(INSTRUCTIONS FOR THE TASK): Repeat the entries without change, omitting the pictures.

(EXERCISE INPUTS Opens)

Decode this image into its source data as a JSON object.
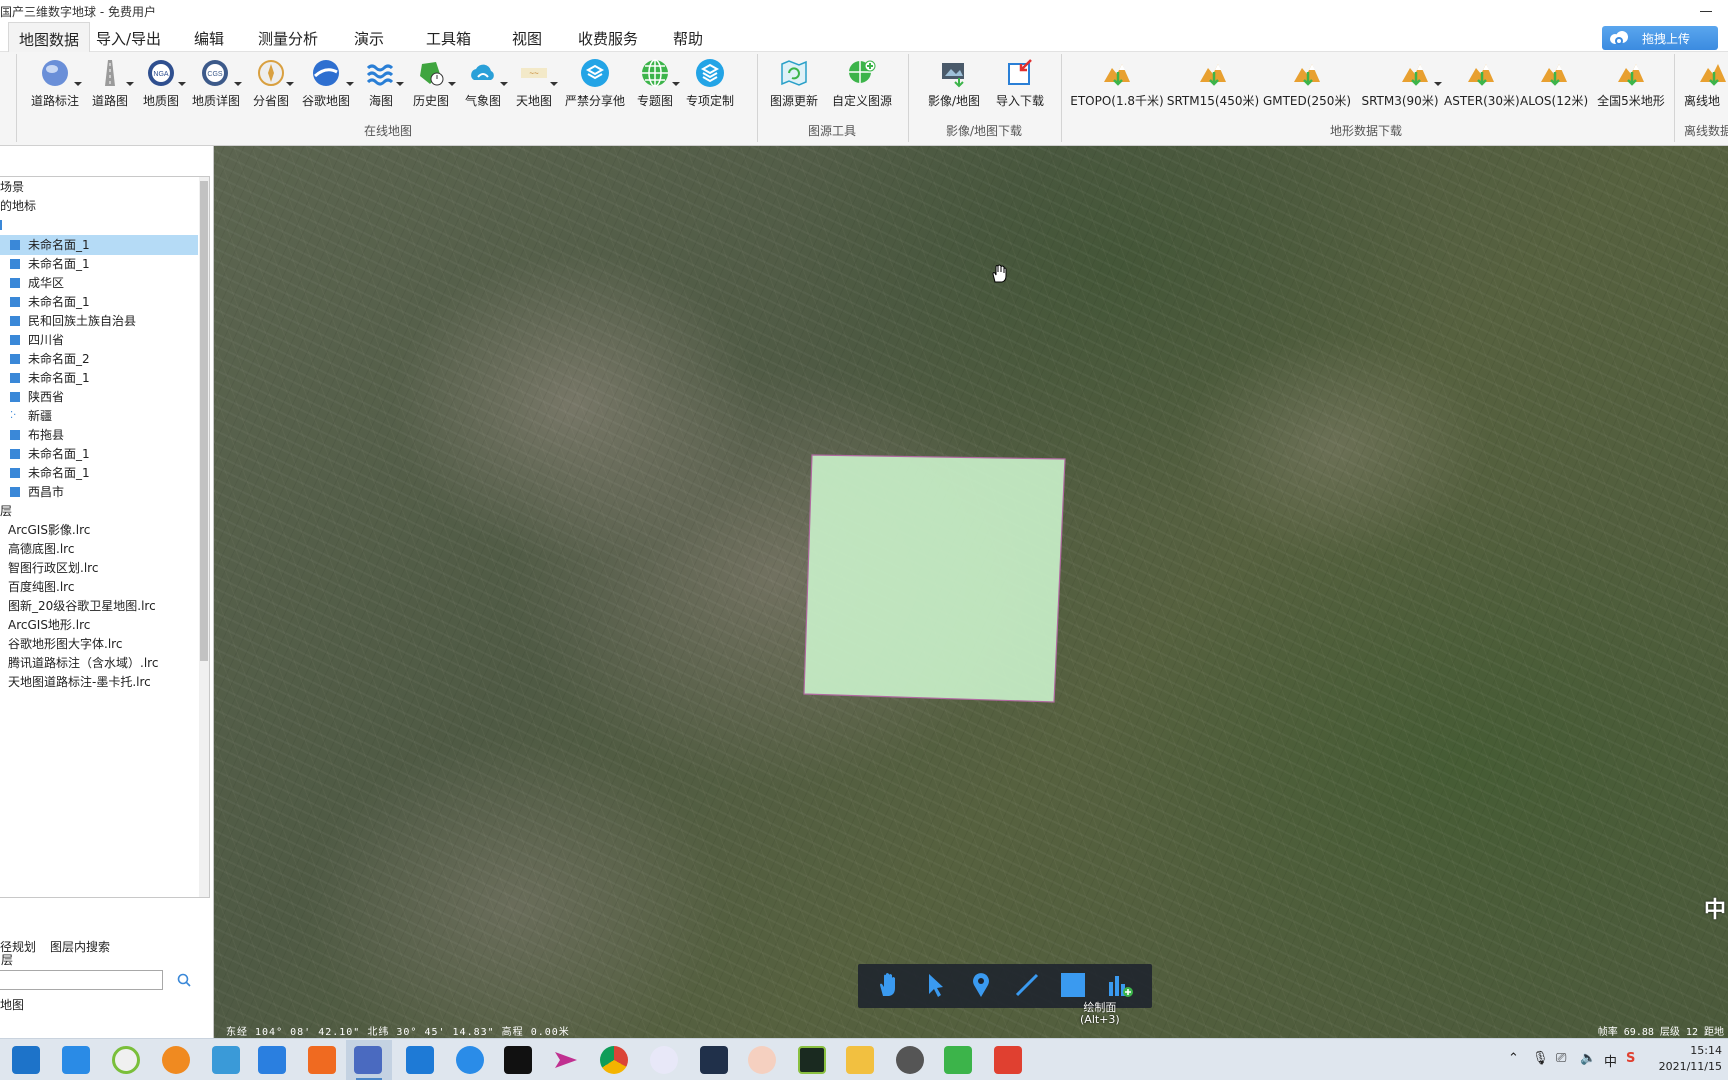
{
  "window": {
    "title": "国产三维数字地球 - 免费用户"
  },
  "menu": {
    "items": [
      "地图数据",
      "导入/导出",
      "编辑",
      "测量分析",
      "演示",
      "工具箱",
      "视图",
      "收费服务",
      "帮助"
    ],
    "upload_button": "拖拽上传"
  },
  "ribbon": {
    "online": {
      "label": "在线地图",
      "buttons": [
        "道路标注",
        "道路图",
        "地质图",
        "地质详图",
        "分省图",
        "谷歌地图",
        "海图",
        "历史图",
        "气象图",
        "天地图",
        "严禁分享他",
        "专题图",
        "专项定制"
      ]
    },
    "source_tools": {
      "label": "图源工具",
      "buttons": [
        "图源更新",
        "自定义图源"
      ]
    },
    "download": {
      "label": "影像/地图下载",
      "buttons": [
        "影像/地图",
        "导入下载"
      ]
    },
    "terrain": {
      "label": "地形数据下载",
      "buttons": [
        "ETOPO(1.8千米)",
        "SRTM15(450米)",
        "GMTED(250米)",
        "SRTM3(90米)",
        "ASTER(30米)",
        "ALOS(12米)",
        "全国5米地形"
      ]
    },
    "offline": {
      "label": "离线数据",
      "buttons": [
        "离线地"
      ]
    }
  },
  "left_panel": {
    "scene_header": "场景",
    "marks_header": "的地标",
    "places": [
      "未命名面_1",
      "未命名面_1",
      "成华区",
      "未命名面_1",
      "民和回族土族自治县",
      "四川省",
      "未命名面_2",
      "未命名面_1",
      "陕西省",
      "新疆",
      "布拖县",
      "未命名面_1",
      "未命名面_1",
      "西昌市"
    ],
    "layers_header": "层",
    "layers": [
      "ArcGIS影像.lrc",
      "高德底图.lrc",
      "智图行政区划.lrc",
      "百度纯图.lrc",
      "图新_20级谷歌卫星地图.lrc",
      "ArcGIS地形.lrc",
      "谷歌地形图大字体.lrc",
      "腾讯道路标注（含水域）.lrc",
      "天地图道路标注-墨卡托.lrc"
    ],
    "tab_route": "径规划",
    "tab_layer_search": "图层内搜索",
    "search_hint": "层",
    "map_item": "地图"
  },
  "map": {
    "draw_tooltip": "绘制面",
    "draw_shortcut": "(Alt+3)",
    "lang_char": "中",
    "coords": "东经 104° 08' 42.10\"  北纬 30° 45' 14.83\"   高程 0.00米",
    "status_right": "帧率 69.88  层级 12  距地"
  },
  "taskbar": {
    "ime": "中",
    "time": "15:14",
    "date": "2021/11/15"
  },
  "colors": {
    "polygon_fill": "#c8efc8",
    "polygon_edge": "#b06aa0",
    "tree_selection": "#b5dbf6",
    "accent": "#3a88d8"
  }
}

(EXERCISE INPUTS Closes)

(FINAL ANSWER):
Decode this image into its source data as a JSON object.
{
  "window": {
    "title": "国产三维数字地球 - 免费用户"
  },
  "menu": {
    "items": [
      "地图数据",
      "导入/导出",
      "编辑",
      "测量分析",
      "演示",
      "工具箱",
      "视图",
      "收费服务",
      "帮助"
    ],
    "upload_button": "拖拽上传"
  },
  "ribbon": {
    "online": {
      "label": "在线地图",
      "buttons": [
        "道路标注",
        "道路图",
        "地质图",
        "地质详图",
        "分省图",
        "谷歌地图",
        "海图",
        "历史图",
        "气象图",
        "天地图",
        "严禁分享他",
        "专题图",
        "专项定制"
      ]
    },
    "source_tools": {
      "label": "图源工具",
      "buttons": [
        "图源更新",
        "自定义图源"
      ]
    },
    "download": {
      "label": "影像/地图下载",
      "buttons": [
        "影像/地图",
        "导入下载"
      ]
    },
    "terrain": {
      "label": "地形数据下载",
      "buttons": [
        "ETOPO(1.8千米)",
        "SRTM15(450米)",
        "GMTED(250米)",
        "SRTM3(90米)",
        "ASTER(30米)",
        "ALOS(12米)",
        "全国5米地形"
      ]
    },
    "offline": {
      "label": "离线数据",
      "buttons": [
        "离线地"
      ]
    }
  },
  "left_panel": {
    "scene_header": "场景",
    "marks_header": "的地标",
    "places": [
      "未命名面_1",
      "未命名面_1",
      "成华区",
      "未命名面_1",
      "民和回族土族自治县",
      "四川省",
      "未命名面_2",
      "未命名面_1",
      "陕西省",
      "新疆",
      "布拖县",
      "未命名面_1",
      "未命名面_1",
      "西昌市"
    ],
    "layers_header": "层",
    "layers": [
      "ArcGIS影像.lrc",
      "高德底图.lrc",
      "智图行政区划.lrc",
      "百度纯图.lrc",
      "图新_20级谷歌卫星地图.lrc",
      "ArcGIS地形.lrc",
      "谷歌地形图大字体.lrc",
      "腾讯道路标注（含水域）.lrc",
      "天地图道路标注-墨卡托.lrc"
    ],
    "tab_route": "径规划",
    "tab_layer_search": "图层内搜索",
    "search_hint": "层",
    "map_item": "地图"
  },
  "map": {
    "draw_tooltip": "绘制面",
    "draw_shortcut": "(Alt+3)",
    "lang_char": "中",
    "coords": "东经 104° 08' 42.10\"  北纬 30° 45' 14.83\"   高程 0.00米",
    "status_right": "帧率 69.88  层级 12  距地"
  },
  "taskbar": {
    "ime": "中",
    "time": "15:14",
    "date": "2021/11/15"
  },
  "colors": {
    "polygon_fill": "#c8efc8",
    "polygon_edge": "#b06aa0",
    "tree_selection": "#b5dbf6",
    "accent": "#3a88d8"
  }
}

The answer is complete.